**EXERCISE DIRECTIONS**
Take the entries that follow and write each one out exactly.

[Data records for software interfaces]
^^^^^^^^^^^^^^^^

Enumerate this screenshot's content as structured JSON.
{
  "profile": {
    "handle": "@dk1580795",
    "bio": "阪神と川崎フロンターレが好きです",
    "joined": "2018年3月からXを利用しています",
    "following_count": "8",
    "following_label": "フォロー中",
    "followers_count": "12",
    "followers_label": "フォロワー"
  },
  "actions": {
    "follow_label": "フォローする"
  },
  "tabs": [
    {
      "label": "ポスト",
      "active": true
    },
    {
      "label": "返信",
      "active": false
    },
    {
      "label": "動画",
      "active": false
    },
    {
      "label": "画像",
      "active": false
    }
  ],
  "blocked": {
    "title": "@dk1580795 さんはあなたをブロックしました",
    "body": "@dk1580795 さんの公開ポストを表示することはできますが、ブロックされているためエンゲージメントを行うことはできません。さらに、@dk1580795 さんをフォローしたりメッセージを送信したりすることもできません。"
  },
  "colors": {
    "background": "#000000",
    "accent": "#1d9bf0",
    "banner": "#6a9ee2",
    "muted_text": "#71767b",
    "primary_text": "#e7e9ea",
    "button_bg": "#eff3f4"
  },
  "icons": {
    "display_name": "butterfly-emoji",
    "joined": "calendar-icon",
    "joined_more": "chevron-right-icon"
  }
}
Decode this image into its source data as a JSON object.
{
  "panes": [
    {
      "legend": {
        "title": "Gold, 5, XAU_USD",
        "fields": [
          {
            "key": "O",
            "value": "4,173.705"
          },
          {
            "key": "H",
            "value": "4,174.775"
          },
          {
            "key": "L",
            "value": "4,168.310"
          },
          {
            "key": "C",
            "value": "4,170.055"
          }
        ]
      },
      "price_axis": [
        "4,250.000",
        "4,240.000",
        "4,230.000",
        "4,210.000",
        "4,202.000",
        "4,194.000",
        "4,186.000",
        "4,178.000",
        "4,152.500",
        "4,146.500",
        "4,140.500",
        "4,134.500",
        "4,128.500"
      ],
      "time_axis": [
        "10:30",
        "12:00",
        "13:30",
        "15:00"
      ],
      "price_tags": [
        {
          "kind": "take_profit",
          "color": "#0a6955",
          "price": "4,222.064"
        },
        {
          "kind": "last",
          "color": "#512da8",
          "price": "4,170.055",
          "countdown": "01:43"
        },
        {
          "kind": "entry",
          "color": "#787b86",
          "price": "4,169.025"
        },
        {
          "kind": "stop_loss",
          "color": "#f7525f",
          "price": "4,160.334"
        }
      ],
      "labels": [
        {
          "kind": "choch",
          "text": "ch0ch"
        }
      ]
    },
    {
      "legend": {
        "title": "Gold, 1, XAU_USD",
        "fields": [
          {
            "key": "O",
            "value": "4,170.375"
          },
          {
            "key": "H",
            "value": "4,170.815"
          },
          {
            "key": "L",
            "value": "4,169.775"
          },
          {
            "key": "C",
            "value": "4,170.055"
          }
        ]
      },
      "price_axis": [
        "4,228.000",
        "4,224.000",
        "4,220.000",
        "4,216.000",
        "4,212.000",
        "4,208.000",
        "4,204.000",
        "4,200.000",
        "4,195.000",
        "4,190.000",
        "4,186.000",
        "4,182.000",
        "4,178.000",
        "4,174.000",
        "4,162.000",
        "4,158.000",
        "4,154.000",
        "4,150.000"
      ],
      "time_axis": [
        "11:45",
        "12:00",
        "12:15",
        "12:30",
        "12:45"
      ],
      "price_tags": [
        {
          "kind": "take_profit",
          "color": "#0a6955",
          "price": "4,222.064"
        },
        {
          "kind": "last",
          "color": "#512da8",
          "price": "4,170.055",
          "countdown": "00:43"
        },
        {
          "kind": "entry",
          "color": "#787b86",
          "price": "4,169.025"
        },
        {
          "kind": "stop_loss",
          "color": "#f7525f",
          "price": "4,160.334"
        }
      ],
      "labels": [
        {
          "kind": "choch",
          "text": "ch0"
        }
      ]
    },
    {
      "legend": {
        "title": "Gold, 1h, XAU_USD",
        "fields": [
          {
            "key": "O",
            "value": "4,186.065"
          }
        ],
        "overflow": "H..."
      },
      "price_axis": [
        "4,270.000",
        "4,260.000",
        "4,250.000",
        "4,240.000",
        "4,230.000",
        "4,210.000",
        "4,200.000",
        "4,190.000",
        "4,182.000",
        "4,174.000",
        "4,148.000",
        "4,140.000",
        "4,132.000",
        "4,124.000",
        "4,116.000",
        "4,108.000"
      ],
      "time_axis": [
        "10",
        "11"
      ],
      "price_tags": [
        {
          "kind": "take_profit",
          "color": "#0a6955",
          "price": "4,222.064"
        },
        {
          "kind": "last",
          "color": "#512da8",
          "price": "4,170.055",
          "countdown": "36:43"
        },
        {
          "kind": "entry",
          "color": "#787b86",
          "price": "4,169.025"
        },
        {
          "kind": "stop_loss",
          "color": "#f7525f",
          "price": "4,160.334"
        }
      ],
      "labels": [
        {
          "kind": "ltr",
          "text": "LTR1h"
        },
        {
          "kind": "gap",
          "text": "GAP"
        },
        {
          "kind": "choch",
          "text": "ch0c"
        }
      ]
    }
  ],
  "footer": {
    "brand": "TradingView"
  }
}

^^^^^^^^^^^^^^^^

**WRITTEN RESPONSE**
Enumerate this screenshot's content as structured JSON.
{
  "profile": {
    "handle": "@dk1580795",
    "bio": "阪神と川崎フロンターレが好きです",
    "joined": "2018年3月からXを利用しています",
    "following_count": "8",
    "following_label": "フォロー中",
    "followers_count": "12",
    "followers_label": "フォロワー"
  },
  "actions": {
    "follow_label": "フォローする"
  },
  "tabs": [
    {
      "label": "ポスト",
      "active": true
    },
    {
      "label": "返信",
      "active": false
    },
    {
      "label": "動画",
      "active": false
    },
    {
      "label": "画像",
      "active": false
    }
  ],
  "blocked": {
    "title": "@dk1580795 さんはあなたをブロックしました",
    "body": "@dk1580795 さんの公開ポストを表示することはできますが、ブロックされているためエンゲージメントを行うことはできません。さらに、@dk1580795 さんをフォローしたりメッセージを送信したりすることもできません。"
  },
  "colors": {
    "background": "#000000",
    "accent": "#1d9bf0",
    "banner": "#6a9ee2",
    "muted_text": "#71767b",
    "primary_text": "#e7e9ea",
    "button_bg": "#eff3f4"
  },
  "icons": {
    "display_name": "butterfly-emoji",
    "joined": "calendar-icon",
    "joined_more": "chevron-right-icon"
  }
}
Decode this image into its source data as a JSON object.
{
  "panes": [
    {
      "legend": {
        "title": "Gold, 5, XAU_USD",
        "fields": [
          {
            "key": "O",
            "value": "4,173.705"
          },
          {
            "key": "H",
            "value": "4,174.775"
          },
          {
            "key": "L",
            "value": "4,168.310"
          },
          {
            "key": "C",
            "value": "4,170.055"
          }
        ]
      },
      "price_axis": [
        "4,250.000",
        "4,240.000",
        "4,230.000",
        "4,210.000",
        "4,202.000",
        "4,194.000",
        "4,186.000",
        "4,178.000",
        "4,152.500",
        "4,146.500",
        "4,140.500",
        "4,134.500",
        "4,128.500"
      ],
      "time_axis": [
        "10:30",
        "12:00",
        "13:30",
        "15:00"
      ],
      "price_tags": [
        {
          "kind": "take_profit",
          "color": "#0a6955",
          "price": "4,222.064"
        },
        {
          "kind": "last",
          "color": "#512da8",
          "price": "4,170.055",
          "countdown": "01:43"
        },
        {
          "kind": "entry",
          "color": "#787b86",
          "price": "4,169.025"
        },
        {
          "kind": "stop_loss",
          "color": "#f7525f",
          "price": "4,160.334"
        }
      ],
      "labels": [
        {
          "kind": "choch",
          "text": "ch0ch"
        }
      ]
    },
    {
      "legend": {
        "title": "Gold, 1, XAU_USD",
        "fields": [
          {
            "key": "O",
            "value": "4,170.375"
          },
          {
            "key": "H",
            "value": "4,170.815"
          },
          {
            "key": "L",
            "value": "4,169.775"
          },
          {
            "key": "C",
            "value": "4,170.055"
          }
        ]
      },
      "price_axis": [
        "4,228.000",
        "4,224.000",
        "4,220.000",
        "4,216.000",
        "4,212.000",
        "4,208.000",
        "4,204.000",
        "4,200.000",
        "4,195.000",
        "4,190.000",
        "4,186.000",
        "4,182.000",
        "4,178.000",
        "4,174.000",
        "4,162.000",
        "4,158.000",
        "4,154.000",
        "4,150.000"
      ],
      "time_axis": [
        "11:45",
        "12:00",
        "12:15",
        "12:30",
        "12:45"
      ],
      "price_tags": [
        {
          "kind": "take_profit",
          "color": "#0a6955",
          "price": "4,222.064"
        },
        {
          "kind": "last",
          "color": "#512da8",
          "price": "4,170.055",
          "countdown": "00:43"
        },
        {
          "kind": "entry",
          "color": "#787b86",
          "price": "4,169.025"
        },
        {
          "kind": "stop_loss",
          "color": "#f7525f",
          "price": "4,160.334"
        }
      ],
      "labels": [
        {
          "kind": "choch",
          "text": "ch0"
        }
      ]
    },
    {
      "legend": {
        "title": "Gold, 1h, XAU_USD",
        "fields": [
          {
            "key": "O",
            "value": "4,186.065"
          }
        ],
        "overflow": "H..."
      },
      "price_axis": [
        "4,270.000",
        "4,260.000",
        "4,250.000",
        "4,240.000",
        "4,230.000",
        "4,210.000",
        "4,200.000",
        "4,190.000",
        "4,182.000",
        "4,174.000",
        "4,148.000",
        "4,140.000",
        "4,132.000",
        "4,124.000",
        "4,116.000",
        "4,108.000"
      ],
      "time_axis": [
        "10",
        "11"
      ],
      "price_tags": [
        {
          "kind": "take_profit",
          "color": "#0a6955",
          "price": "4,222.064"
        },
        {
          "kind": "last",
          "color": "#512da8",
          "price": "4,170.055",
          "countdown": "36:43"
        },
        {
          "kind": "entry",
          "color": "#787b86",
          "price": "4,169.025"
        },
        {
          "kind": "stop_loss",
          "color": "#f7525f",
          "price": "4,160.334"
        }
      ],
      "labels": [
        {
          "kind": "ltr",
          "text": "LTR1h"
        },
        {
          "kind": "gap",
          "text": "GAP"
        },
        {
          "kind": "choch",
          "text": "ch0c"
        }
      ]
    }
  ],
  "footer": {
    "brand": "TradingView"
  }
}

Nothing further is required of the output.